▶ [Exercise material]
######
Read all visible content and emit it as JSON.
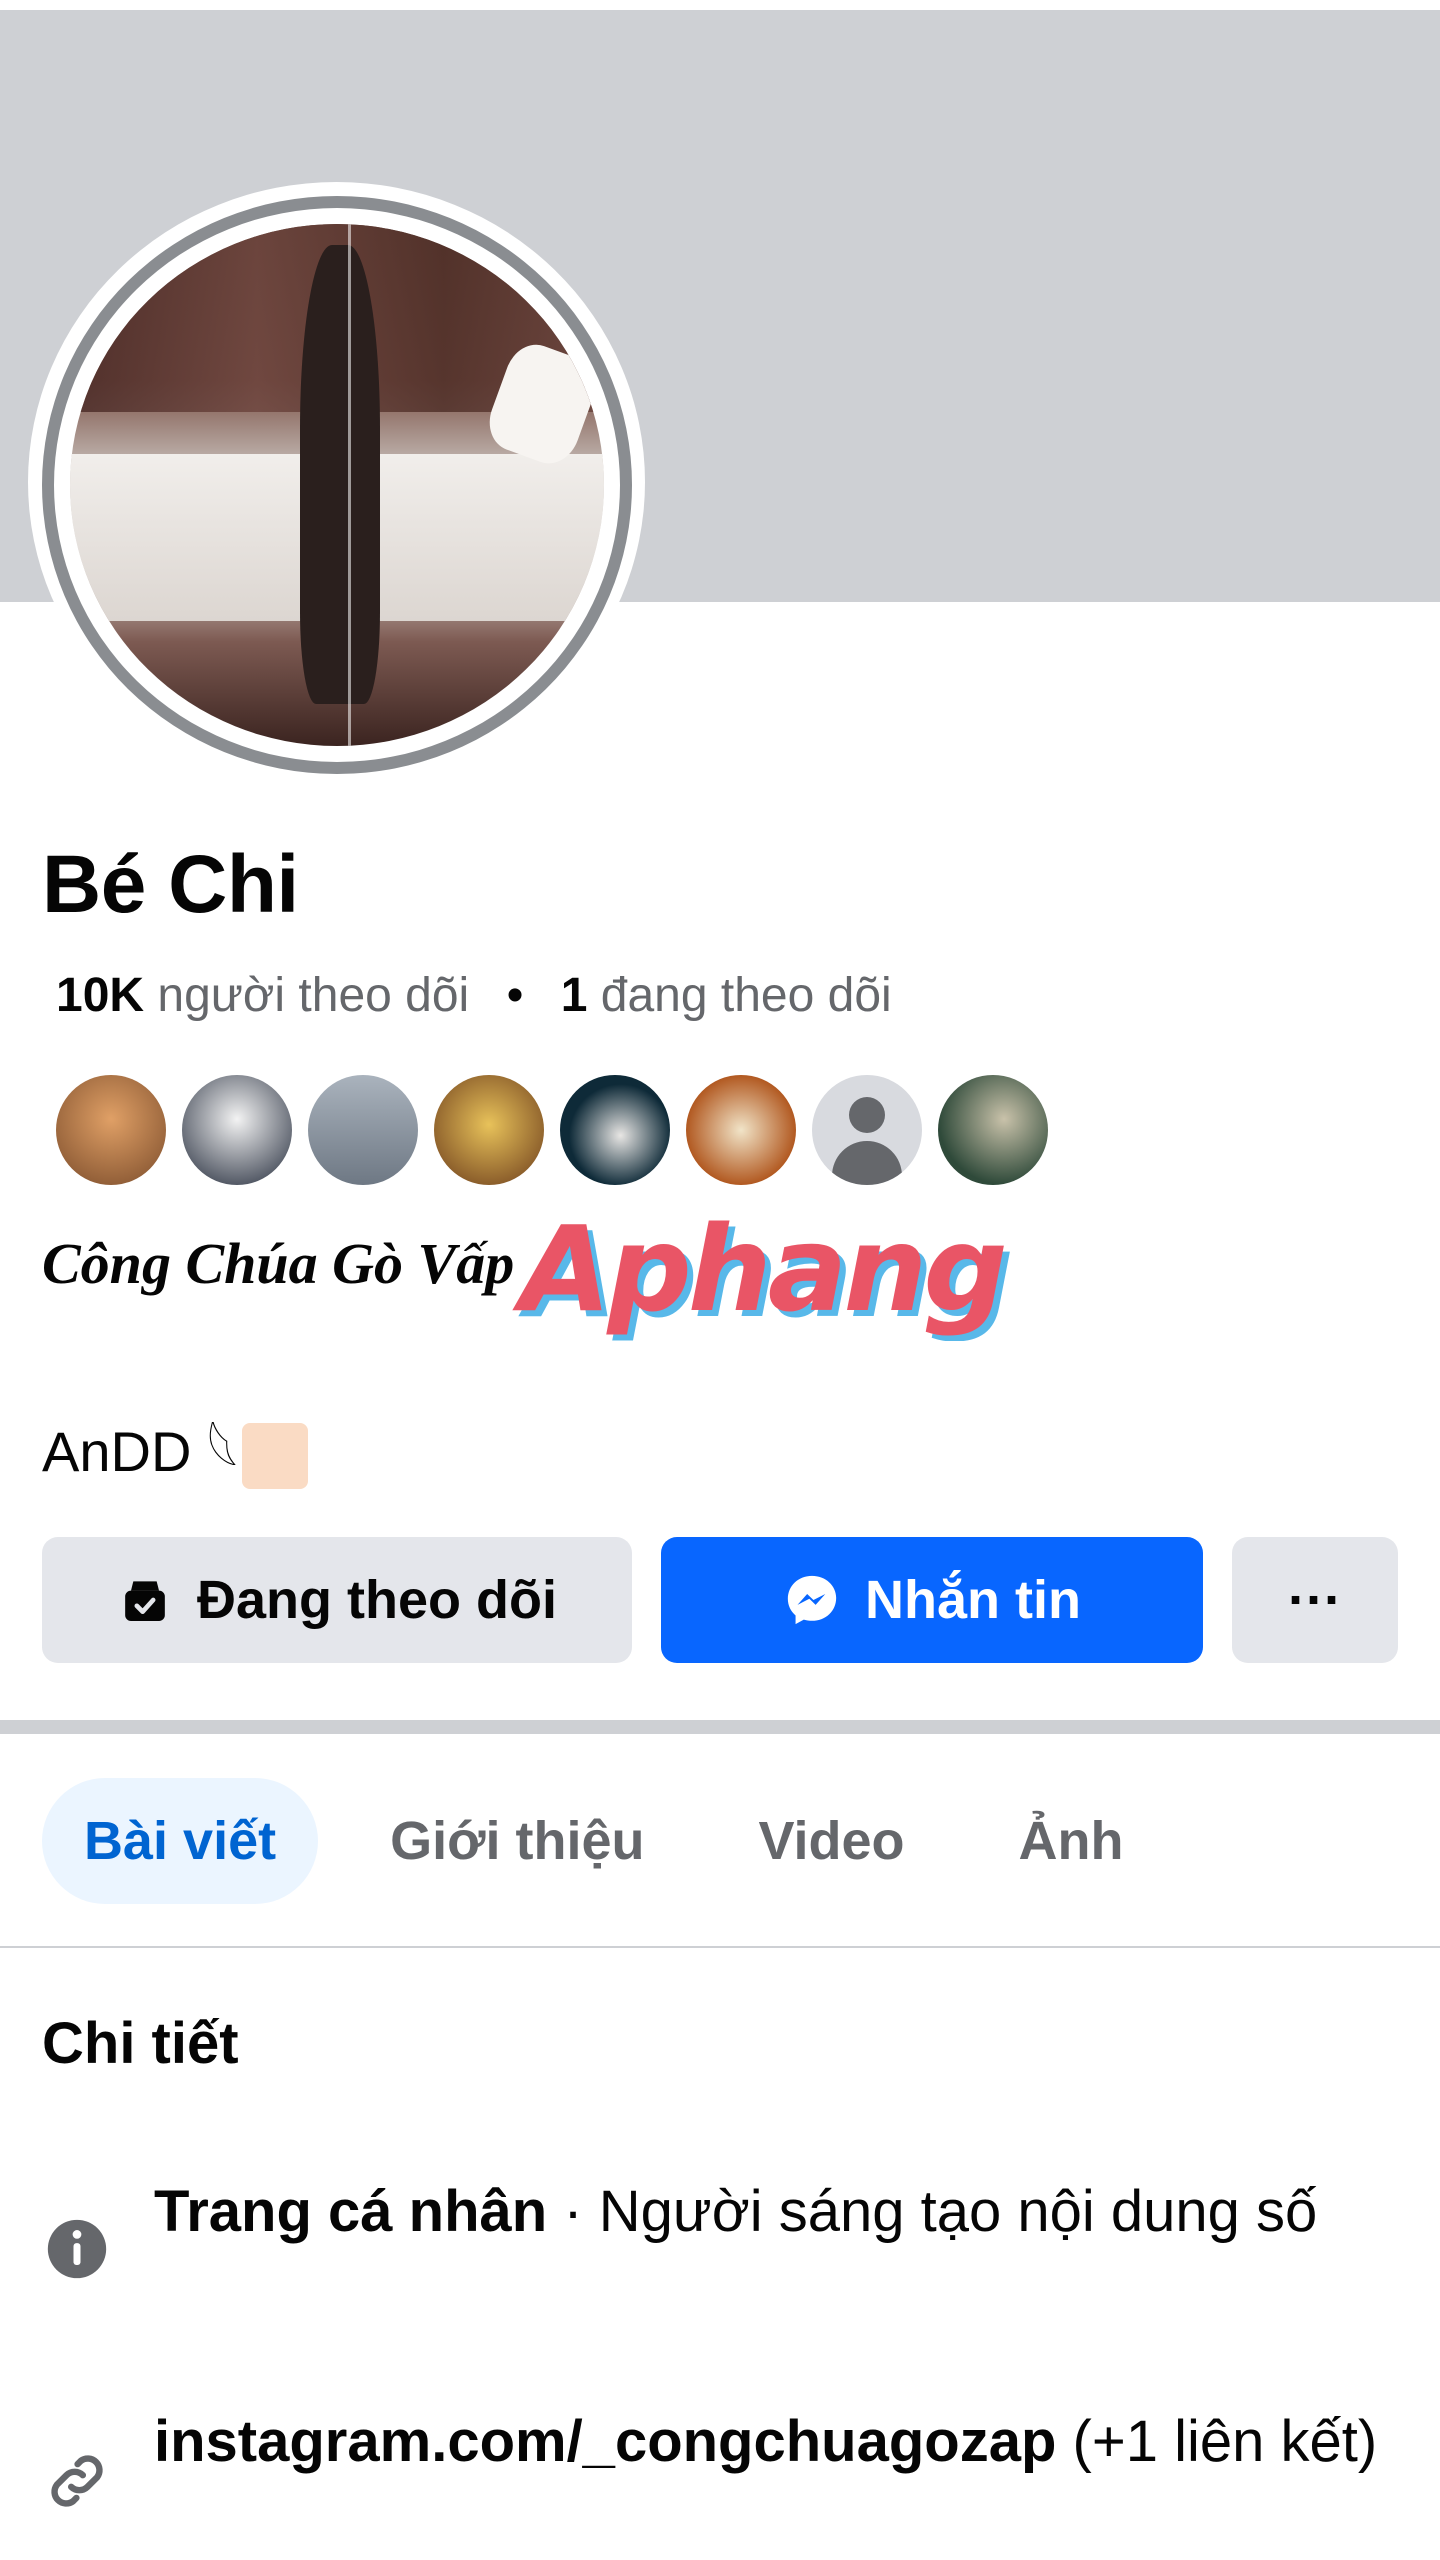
{
  "profile": {
    "name": "Bé Chi",
    "followers_count": "10K",
    "followers_label": "người theo dõi",
    "separator": "•",
    "following_count": "1",
    "following_label": "đang theo dõi",
    "bio": "Công Chúa Gò Vấp",
    "sub_bio": "AnDD 𓆩"
  },
  "watermark": {
    "text": "Aphang"
  },
  "actions": {
    "follow_label": "Đang theo dõi",
    "message_label": "Nhắn tin",
    "more_label": "···"
  },
  "tabs": [
    {
      "label": "Bài viết",
      "active": true
    },
    {
      "label": "Giới thiệu",
      "active": false
    },
    {
      "label": "Video",
      "active": false
    },
    {
      "label": "Ảnh",
      "active": false
    }
  ],
  "details": {
    "title": "Chi tiết",
    "items": [
      {
        "icon": "info-icon",
        "strong": "Trang cá nhân",
        "text": " · Người sáng tạo nội dung số"
      },
      {
        "icon": "link-icon",
        "strong": "instagram.com/_congchuagozap",
        "text": " (+1 liên kết)"
      }
    ]
  },
  "colors": {
    "primary": "#0866ff",
    "cover": "#ced0d4",
    "button_secondary": "#e4e6eb",
    "tab_active_bg": "#ebf5ff",
    "tab_active_text": "#0064d1",
    "muted_text": "#65676b"
  }
}
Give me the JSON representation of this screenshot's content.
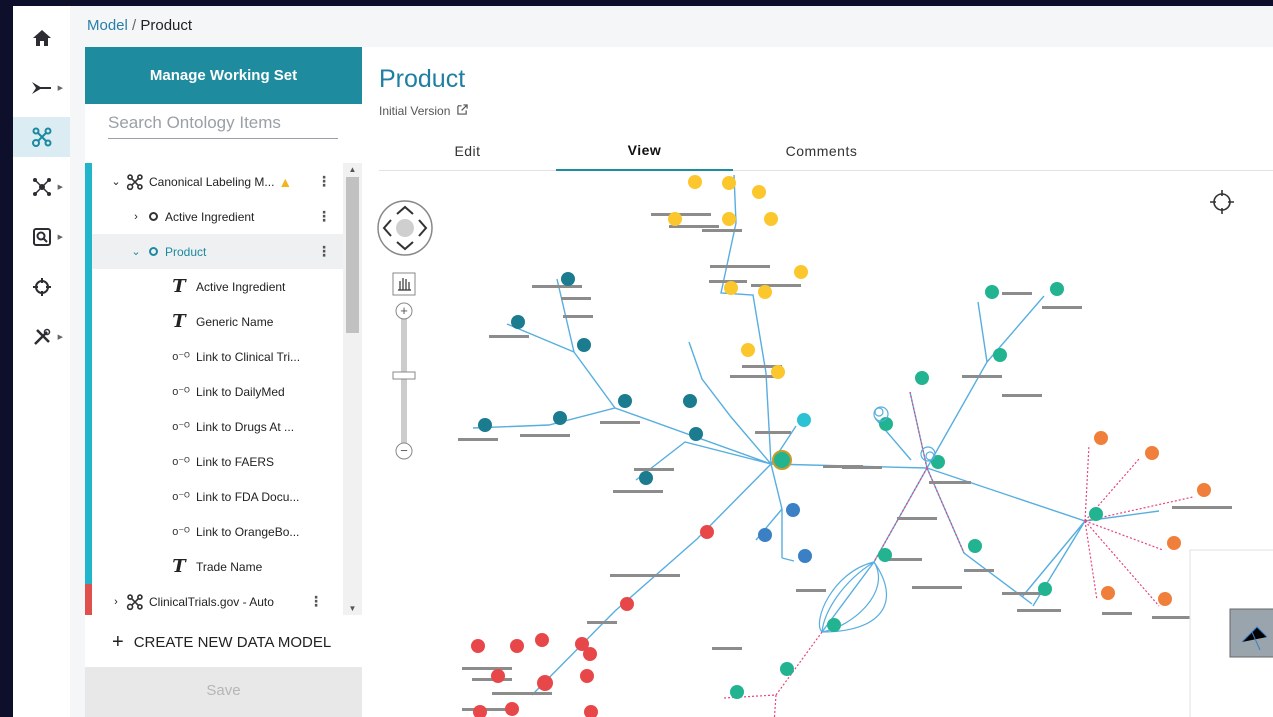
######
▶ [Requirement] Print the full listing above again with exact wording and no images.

▶ [Answer for the task]
Read all visible content and emit it as JSON.
{
  "profile": {
    "name": "Bé Chi",
    "followers_count": "10K",
    "followers_label": "người theo dõi",
    "separator": "•",
    "following_count": "1",
    "following_label": "đang theo dõi",
    "bio": "Công Chúa Gò Vấp",
    "sub_bio": "AnDD 𓆩"
  },
  "watermark": {
    "text": "Aphang"
  },
  "actions": {
    "follow_label": "Đang theo dõi",
    "message_label": "Nhắn tin",
    "more_label": "···"
  },
  "tabs": [
    {
      "label": "Bài viết",
      "active": true
    },
    {
      "label": "Giới thiệu",
      "active": false
    },
    {
      "label": "Video",
      "active": false
    },
    {
      "label": "Ảnh",
      "active": false
    }
  ],
  "details": {
    "title": "Chi tiết",
    "items": [
      {
        "icon": "info-icon",
        "strong": "Trang cá nhân",
        "text": " · Người sáng tạo nội dung số"
      },
      {
        "icon": "link-icon",
        "strong": "instagram.com/_congchuagozap",
        "text": " (+1 liên kết)"
      }
    ]
  },
  "colors": {
    "primary": "#0866ff",
    "cover": "#ced0d4",
    "button_secondary": "#e4e6eb",
    "tab_active_bg": "#ebf5ff",
    "tab_active_text": "#0064d1",
    "muted_text": "#65676b"
  }
}
Give me the JSON representation of this screenshot's content.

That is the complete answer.